## TASK DETAILS
All of the records should be restated word for word.

EXTRACTED ENTRIES START

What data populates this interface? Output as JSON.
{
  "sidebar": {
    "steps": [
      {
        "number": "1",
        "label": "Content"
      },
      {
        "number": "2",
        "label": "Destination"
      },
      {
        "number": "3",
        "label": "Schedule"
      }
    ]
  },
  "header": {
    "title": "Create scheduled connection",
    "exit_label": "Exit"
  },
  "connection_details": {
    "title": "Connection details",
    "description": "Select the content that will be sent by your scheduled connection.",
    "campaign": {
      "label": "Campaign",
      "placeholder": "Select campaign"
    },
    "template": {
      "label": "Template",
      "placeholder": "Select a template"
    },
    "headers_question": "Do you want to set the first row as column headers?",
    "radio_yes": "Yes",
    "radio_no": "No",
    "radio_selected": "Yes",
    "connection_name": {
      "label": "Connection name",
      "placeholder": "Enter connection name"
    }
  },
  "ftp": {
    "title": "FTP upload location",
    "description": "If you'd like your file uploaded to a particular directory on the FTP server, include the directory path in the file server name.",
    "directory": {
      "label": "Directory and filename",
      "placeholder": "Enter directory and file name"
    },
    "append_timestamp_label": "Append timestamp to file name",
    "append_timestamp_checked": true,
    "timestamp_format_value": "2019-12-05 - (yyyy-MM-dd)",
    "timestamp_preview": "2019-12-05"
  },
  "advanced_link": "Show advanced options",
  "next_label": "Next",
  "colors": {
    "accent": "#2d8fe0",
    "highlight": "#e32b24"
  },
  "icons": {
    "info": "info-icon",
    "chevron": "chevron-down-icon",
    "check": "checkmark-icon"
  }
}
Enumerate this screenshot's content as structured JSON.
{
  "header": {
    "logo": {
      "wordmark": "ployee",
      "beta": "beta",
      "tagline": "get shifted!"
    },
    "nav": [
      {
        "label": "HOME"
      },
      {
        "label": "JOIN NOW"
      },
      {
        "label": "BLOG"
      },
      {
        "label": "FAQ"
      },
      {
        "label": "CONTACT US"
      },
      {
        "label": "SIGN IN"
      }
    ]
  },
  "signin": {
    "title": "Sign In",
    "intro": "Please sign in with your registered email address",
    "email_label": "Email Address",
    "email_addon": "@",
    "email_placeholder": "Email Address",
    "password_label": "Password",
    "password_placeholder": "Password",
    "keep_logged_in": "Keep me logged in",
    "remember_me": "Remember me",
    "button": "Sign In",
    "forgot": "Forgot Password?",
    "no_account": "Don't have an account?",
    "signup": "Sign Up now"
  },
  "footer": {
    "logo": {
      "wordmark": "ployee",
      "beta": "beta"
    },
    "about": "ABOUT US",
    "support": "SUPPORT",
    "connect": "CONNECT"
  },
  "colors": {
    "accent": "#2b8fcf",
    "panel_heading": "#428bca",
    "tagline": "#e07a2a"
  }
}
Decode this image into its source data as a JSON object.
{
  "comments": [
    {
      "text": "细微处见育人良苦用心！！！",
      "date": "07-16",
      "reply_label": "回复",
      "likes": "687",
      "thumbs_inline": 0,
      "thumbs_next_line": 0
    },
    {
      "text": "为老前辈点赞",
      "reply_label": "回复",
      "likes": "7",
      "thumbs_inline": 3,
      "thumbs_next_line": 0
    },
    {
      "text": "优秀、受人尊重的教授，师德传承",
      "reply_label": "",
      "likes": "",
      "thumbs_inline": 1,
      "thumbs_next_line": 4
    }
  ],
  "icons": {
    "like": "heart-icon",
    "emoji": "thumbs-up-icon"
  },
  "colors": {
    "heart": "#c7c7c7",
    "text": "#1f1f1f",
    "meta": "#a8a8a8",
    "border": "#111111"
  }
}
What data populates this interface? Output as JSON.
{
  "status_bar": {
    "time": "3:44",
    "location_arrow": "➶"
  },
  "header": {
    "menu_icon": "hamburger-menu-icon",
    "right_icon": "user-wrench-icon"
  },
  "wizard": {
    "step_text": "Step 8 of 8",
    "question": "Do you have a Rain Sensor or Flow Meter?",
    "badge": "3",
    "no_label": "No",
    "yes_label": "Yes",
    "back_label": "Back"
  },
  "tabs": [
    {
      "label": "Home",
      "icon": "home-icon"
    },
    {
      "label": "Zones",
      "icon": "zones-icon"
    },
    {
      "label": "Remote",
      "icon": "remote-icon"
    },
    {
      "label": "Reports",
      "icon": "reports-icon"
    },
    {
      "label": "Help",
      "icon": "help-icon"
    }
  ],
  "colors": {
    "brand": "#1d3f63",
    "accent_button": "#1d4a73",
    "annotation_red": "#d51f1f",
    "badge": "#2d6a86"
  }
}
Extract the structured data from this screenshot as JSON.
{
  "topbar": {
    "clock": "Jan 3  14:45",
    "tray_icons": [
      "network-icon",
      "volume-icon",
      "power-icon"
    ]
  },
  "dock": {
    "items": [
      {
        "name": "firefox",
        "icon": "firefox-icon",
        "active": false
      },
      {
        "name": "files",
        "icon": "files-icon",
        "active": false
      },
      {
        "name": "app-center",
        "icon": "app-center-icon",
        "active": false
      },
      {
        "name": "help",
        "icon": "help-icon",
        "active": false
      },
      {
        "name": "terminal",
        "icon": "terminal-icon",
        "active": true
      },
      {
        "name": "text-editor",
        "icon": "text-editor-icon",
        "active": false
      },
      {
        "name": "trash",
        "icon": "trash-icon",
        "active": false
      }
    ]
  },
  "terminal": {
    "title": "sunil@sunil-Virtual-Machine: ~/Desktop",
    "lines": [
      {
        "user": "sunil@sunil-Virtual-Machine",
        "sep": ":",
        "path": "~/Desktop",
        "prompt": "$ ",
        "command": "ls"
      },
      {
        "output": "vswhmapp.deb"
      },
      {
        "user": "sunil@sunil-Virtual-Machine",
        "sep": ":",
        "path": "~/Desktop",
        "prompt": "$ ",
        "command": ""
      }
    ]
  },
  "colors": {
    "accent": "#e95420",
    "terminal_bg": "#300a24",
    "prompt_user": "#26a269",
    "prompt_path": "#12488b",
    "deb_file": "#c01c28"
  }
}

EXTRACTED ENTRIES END

## REPLY
What data populates this interface? Output as JSON.
{
  "sidebar": {
    "steps": [
      {
        "number": "1",
        "label": "Content"
      },
      {
        "number": "2",
        "label": "Destination"
      },
      {
        "number": "3",
        "label": "Schedule"
      }
    ]
  },
  "header": {
    "title": "Create scheduled connection",
    "exit_label": "Exit"
  },
  "connection_details": {
    "title": "Connection details",
    "description": "Select the content that will be sent by your scheduled connection.",
    "campaign": {
      "label": "Campaign",
      "placeholder": "Select campaign"
    },
    "template": {
      "label": "Template",
      "placeholder": "Select a template"
    },
    "headers_question": "Do you want to set the first row as column headers?",
    "radio_yes": "Yes",
    "radio_no": "No",
    "radio_selected": "Yes",
    "connection_name": {
      "label": "Connection name",
      "placeholder": "Enter connection name"
    }
  },
  "ftp": {
    "title": "FTP upload location",
    "description": "If you'd like your file uploaded to a particular directory on the FTP server, include the directory path in the file server name.",
    "directory": {
      "label": "Directory and filename",
      "placeholder": "Enter directory and file name"
    },
    "append_timestamp_label": "Append timestamp to file name",
    "append_timestamp_checked": true,
    "timestamp_format_value": "2019-12-05 - (yyyy-MM-dd)",
    "timestamp_preview": "2019-12-05"
  },
  "advanced_link": "Show advanced options",
  "next_label": "Next",
  "colors": {
    "accent": "#2d8fe0",
    "highlight": "#e32b24"
  },
  "icons": {
    "info": "info-icon",
    "chevron": "chevron-down-icon",
    "check": "checkmark-icon"
  }
}
Enumerate this screenshot's content as structured JSON.
{
  "header": {
    "logo": {
      "wordmark": "ployee",
      "beta": "beta",
      "tagline": "get shifted!"
    },
    "nav": [
      {
        "label": "HOME"
      },
      {
        "label": "JOIN NOW"
      },
      {
        "label": "BLOG"
      },
      {
        "label": "FAQ"
      },
      {
        "label": "CONTACT US"
      },
      {
        "label": "SIGN IN"
      }
    ]
  },
  "signin": {
    "title": "Sign In",
    "intro": "Please sign in with your registered email address",
    "email_label": "Email Address",
    "email_addon": "@",
    "email_placeholder": "Email Address",
    "password_label": "Password",
    "password_placeholder": "Password",
    "keep_logged_in": "Keep me logged in",
    "remember_me": "Remember me",
    "button": "Sign In",
    "forgot": "Forgot Password?",
    "no_account": "Don't have an account?",
    "signup": "Sign Up now"
  },
  "footer": {
    "logo": {
      "wordmark": "ployee",
      "beta": "beta"
    },
    "about": "ABOUT US",
    "support": "SUPPORT",
    "connect": "CONNECT"
  },
  "colors": {
    "accent": "#2b8fcf",
    "panel_heading": "#428bca",
    "tagline": "#e07a2a"
  }
}
Decode this image into its source data as a JSON object.
{
  "comments": [
    {
      "text": "细微处见育人良苦用心！！！",
      "date": "07-16",
      "reply_label": "回复",
      "likes": "687",
      "thumbs_inline": 0,
      "thumbs_next_line": 0
    },
    {
      "text": "为老前辈点赞",
      "reply_label": "回复",
      "likes": "7",
      "thumbs_inline": 3,
      "thumbs_next_line": 0
    },
    {
      "text": "优秀、受人尊重的教授，师德传承",
      "reply_label": "",
      "likes": "",
      "thumbs_inline": 1,
      "thumbs_next_line": 4
    }
  ],
  "icons": {
    "like": "heart-icon",
    "emoji": "thumbs-up-icon"
  },
  "colors": {
    "heart": "#c7c7c7",
    "text": "#1f1f1f",
    "meta": "#a8a8a8",
    "border": "#111111"
  }
}
What data populates this interface? Output as JSON.
{
  "status_bar": {
    "time": "3:44",
    "location_arrow": "➶"
  },
  "header": {
    "menu_icon": "hamburger-menu-icon",
    "right_icon": "user-wrench-icon"
  },
  "wizard": {
    "step_text": "Step 8 of 8",
    "question": "Do you have a Rain Sensor or Flow Meter?",
    "badge": "3",
    "no_label": "No",
    "yes_label": "Yes",
    "back_label": "Back"
  },
  "tabs": [
    {
      "label": "Home",
      "icon": "home-icon"
    },
    {
      "label": "Zones",
      "icon": "zones-icon"
    },
    {
      "label": "Remote",
      "icon": "remote-icon"
    },
    {
      "label": "Reports",
      "icon": "reports-icon"
    },
    {
      "label": "Help",
      "icon": "help-icon"
    }
  ],
  "colors": {
    "brand": "#1d3f63",
    "accent_button": "#1d4a73",
    "annotation_red": "#d51f1f",
    "badge": "#2d6a86"
  }
}
Extract the structured data from this screenshot as JSON.
{
  "topbar": {
    "clock": "Jan 3  14:45",
    "tray_icons": [
      "network-icon",
      "volume-icon",
      "power-icon"
    ]
  },
  "dock": {
    "items": [
      {
        "name": "firefox",
        "icon": "firefox-icon",
        "active": false
      },
      {
        "name": "files",
        "icon": "files-icon",
        "active": false
      },
      {
        "name": "app-center",
        "icon": "app-center-icon",
        "active": false
      },
      {
        "name": "help",
        "icon": "help-icon",
        "active": false
      },
      {
        "name": "terminal",
        "icon": "terminal-icon",
        "active": true
      },
      {
        "name": "text-editor",
        "icon": "text-editor-icon",
        "active": false
      },
      {
        "name": "trash",
        "icon": "trash-icon",
        "active": false
      }
    ]
  },
  "terminal": {
    "title": "sunil@sunil-Virtual-Machine: ~/Desktop",
    "lines": [
      {
        "user": "sunil@sunil-Virtual-Machine",
        "sep": ":",
        "path": "~/Desktop",
        "prompt": "$ ",
        "command": "ls"
      },
      {
        "output": "vswhmapp.deb"
      },
      {
        "user": "sunil@sunil-Virtual-Machine",
        "sep": ":",
        "path": "~/Desktop",
        "prompt": "$ ",
        "command": ""
      }
    ]
  },
  "colors": {
    "accent": "#e95420",
    "terminal_bg": "#300a24",
    "prompt_user": "#26a269",
    "prompt_path": "#12488b",
    "deb_file": "#c01c28"
  }
}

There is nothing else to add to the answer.